GIVEN RECORDS
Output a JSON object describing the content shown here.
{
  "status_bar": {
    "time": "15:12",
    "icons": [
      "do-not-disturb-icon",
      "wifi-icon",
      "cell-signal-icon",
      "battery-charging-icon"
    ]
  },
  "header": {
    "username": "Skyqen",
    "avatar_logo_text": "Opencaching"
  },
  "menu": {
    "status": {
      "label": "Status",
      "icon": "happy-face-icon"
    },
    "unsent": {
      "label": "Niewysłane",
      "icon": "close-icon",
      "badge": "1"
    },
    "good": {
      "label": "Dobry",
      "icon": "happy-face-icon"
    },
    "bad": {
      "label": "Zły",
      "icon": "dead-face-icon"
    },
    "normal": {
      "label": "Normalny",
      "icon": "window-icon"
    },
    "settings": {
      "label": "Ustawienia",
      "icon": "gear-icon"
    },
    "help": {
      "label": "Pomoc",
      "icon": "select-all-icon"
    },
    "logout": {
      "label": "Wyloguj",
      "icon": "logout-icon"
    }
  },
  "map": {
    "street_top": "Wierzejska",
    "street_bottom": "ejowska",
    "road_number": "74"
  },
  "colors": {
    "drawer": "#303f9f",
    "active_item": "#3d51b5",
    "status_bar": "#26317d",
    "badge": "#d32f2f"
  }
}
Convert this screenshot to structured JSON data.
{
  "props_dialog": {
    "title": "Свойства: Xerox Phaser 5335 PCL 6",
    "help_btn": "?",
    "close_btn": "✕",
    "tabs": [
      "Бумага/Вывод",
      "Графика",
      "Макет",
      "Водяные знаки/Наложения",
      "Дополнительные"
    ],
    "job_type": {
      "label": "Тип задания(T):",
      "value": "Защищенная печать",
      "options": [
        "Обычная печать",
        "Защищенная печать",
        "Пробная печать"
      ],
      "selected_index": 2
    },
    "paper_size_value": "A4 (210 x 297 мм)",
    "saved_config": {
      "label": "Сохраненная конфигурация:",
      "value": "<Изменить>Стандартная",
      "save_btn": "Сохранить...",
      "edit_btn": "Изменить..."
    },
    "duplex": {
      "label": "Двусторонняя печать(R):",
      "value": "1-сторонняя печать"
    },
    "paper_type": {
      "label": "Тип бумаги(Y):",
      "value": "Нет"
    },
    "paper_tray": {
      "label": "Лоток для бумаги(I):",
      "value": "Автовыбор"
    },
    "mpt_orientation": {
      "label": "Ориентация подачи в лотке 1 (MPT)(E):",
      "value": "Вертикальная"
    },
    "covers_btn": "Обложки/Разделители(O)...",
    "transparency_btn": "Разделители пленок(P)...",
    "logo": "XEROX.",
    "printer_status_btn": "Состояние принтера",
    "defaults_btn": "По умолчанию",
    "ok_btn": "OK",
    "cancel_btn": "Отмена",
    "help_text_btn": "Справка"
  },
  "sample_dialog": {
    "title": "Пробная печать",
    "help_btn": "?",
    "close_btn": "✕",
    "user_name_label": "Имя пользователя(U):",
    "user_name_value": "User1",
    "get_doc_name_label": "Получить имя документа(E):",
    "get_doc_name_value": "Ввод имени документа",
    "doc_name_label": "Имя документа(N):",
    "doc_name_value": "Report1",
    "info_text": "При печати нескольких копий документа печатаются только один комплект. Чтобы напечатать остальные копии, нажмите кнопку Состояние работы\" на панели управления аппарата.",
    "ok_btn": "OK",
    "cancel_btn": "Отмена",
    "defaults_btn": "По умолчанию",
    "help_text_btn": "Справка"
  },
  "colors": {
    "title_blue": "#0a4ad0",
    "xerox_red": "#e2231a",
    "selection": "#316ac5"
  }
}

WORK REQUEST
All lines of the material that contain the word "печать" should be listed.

ANSWER TO THE PROBLEM
      "value": "Защищенная печать",
        "Обычная печать",
        "Защищенная печать",
        "Пробная печать"
      "label": "Двусторонняя печать(R):",
      "value": "1-сторонняя печать"
    "title": "Пробная печать",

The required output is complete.